Accordingly, as the Subcommittee develops the Fiscal Year 2017 Department of Homeland Security (DHS) Appropriations Act, we strongly urge you to ensure that TSA can effectively and efficiently implement a risk-based aviation security screening process that optimizes deployment of agency resources to match seasonal fluctuations in travel volume. Specifically, we believe the FY 17 DHS appropriations bill should:
- Eliminate arbitrary restrictions that cap the size of TSA’s Transportation Security Officer (TSO) workforce without regard to the continually evolving and growing range of terrorist threats targeting the traveling public or the level of traveler demand;
- Ensure TSA possesses necessary flexibility to deploy TSO personnel in an agile and responsive manner that matches a continually changing threat environment and fluctuating traveler volumes based on various factors;
- Require TSA to analyze and enhance its TSO staffing allocation model to be more flexible and responsive to variations in travel volume;
- Provide TSA with necessary resources to recruit, retain and continually train a talented TSO workforce that is of sufficient quantity and quality to implement the improved staffing allocation model; and
- Ensure TSA is provided robust funding to deploy advanced personnel and proven detection technology, particularly K-9 teams, in an agile manner to airports experiencing elevated travel volumes and higher security threat assessments.
Recognizing that the DHS appropriations bill must address a range of pressing homeland security priorities, we strongly encourage the Subcommittee provide funding for TSA operations at a level commensurate with the agency’s growing workload in preventing terrorist plots targeting our aviation system. In addition, we strongly believe aviation security must never be compromised by irrational or unjustified congressional caps on the number of transportation security officers the agency may employ to best protect American travelers.

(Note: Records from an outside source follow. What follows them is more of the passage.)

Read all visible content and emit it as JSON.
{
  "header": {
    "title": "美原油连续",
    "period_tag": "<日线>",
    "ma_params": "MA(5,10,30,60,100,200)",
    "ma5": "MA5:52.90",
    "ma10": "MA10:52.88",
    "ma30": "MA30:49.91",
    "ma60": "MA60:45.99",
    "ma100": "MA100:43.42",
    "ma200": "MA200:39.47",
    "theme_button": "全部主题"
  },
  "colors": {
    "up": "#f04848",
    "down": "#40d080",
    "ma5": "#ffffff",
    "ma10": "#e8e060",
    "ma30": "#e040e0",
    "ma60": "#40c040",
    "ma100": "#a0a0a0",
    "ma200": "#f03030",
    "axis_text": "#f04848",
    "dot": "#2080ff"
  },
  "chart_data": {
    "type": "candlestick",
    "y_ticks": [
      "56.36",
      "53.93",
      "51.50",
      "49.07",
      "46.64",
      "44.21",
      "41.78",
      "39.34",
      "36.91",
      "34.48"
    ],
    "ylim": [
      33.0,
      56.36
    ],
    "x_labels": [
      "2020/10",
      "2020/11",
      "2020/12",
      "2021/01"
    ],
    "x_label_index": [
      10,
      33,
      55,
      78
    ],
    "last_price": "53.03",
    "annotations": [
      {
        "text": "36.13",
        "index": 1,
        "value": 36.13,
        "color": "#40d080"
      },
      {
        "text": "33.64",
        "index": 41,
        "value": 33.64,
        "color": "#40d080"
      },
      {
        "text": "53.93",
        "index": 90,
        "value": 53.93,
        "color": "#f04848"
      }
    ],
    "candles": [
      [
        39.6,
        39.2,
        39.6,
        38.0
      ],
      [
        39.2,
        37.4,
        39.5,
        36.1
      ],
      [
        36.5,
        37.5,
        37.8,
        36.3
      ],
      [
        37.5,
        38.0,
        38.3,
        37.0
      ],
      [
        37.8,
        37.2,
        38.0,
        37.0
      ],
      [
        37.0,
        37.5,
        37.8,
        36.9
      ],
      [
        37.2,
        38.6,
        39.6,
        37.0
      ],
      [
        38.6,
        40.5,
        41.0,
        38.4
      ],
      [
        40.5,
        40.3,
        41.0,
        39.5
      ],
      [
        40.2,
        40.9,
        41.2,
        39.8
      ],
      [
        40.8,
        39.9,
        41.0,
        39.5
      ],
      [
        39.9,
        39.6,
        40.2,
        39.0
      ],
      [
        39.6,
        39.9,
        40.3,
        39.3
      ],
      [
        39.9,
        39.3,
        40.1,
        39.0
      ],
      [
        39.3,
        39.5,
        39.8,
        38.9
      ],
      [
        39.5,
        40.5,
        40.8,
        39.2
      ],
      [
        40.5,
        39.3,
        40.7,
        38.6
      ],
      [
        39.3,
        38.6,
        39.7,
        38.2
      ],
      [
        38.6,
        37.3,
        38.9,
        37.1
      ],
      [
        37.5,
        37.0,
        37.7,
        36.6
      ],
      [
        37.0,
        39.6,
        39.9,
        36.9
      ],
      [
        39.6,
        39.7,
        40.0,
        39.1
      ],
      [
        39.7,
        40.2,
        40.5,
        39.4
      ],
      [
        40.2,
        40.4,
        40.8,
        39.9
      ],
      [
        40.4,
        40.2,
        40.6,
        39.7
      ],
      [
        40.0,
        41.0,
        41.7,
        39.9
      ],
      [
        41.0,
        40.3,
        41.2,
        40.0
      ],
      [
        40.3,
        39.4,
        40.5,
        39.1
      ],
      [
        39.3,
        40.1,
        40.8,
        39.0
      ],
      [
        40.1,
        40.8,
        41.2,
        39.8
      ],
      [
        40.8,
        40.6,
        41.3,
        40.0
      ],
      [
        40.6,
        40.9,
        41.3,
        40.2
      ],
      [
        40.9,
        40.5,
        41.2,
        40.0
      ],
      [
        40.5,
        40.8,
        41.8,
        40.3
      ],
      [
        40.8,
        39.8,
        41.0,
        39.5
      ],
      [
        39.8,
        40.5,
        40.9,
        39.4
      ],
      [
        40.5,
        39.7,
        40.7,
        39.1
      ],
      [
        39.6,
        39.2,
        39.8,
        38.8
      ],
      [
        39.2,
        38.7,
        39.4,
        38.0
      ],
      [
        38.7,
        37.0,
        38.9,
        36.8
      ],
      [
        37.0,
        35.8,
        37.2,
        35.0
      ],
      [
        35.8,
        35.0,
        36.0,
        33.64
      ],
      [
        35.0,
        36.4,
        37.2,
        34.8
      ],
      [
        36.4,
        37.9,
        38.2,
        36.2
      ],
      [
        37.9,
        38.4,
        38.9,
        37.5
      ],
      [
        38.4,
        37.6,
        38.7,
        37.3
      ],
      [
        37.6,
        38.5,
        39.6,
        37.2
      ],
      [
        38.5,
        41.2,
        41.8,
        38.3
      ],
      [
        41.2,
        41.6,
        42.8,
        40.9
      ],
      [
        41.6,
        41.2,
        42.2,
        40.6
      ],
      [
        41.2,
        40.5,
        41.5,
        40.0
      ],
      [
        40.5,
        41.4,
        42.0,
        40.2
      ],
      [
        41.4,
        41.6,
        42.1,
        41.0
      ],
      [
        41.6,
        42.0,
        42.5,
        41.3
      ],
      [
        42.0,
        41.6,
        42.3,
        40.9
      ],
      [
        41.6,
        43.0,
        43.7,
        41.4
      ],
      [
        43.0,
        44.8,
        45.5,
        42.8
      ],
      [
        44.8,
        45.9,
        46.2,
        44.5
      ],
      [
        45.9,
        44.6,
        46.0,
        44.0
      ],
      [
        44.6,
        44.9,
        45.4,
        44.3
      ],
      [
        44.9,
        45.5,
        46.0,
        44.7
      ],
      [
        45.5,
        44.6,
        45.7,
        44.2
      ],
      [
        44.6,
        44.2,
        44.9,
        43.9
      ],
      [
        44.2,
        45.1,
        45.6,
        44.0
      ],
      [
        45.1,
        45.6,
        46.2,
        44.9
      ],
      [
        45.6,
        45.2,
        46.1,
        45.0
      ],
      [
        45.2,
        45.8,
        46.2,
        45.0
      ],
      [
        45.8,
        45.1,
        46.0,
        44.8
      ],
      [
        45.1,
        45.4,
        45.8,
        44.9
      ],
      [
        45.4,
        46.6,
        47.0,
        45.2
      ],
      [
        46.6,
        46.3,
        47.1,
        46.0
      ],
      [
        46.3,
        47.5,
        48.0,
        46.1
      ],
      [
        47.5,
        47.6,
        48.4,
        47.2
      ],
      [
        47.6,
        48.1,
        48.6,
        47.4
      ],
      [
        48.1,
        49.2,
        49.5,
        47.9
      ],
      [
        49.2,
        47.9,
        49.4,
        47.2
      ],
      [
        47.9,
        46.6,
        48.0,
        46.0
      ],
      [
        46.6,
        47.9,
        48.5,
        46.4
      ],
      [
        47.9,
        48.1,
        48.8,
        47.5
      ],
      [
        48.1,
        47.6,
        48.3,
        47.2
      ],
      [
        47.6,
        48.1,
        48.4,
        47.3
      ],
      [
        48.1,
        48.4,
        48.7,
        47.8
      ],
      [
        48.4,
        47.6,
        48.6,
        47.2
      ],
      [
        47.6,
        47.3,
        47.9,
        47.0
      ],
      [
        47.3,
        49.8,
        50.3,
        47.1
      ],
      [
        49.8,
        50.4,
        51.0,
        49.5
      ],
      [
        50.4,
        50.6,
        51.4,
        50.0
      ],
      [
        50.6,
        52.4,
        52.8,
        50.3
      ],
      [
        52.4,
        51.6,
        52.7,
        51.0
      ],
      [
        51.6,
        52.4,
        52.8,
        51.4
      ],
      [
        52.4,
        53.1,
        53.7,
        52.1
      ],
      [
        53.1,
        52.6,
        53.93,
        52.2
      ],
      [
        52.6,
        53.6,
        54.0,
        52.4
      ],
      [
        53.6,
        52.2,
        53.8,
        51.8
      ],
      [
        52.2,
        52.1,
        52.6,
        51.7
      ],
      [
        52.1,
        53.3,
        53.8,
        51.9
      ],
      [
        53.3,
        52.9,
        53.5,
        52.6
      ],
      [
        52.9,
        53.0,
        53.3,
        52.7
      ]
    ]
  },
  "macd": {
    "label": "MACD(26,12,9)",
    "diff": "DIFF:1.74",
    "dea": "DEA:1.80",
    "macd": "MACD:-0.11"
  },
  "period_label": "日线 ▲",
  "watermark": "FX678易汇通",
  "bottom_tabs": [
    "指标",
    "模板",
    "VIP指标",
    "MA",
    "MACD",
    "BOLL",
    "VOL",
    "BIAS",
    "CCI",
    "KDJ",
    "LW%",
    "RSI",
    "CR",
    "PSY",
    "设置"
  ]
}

Thank you for your attention to these requests. TSA’s counterterror mission is, and must always remain, the agency’s highest priority. Fortunately, the goals of enhanced security and more efficient processing are not mutually exclusive objectives. We look forward to working with you to support the important work that tens of thousands of Transportation Security Officers do every day to keep the American people safe.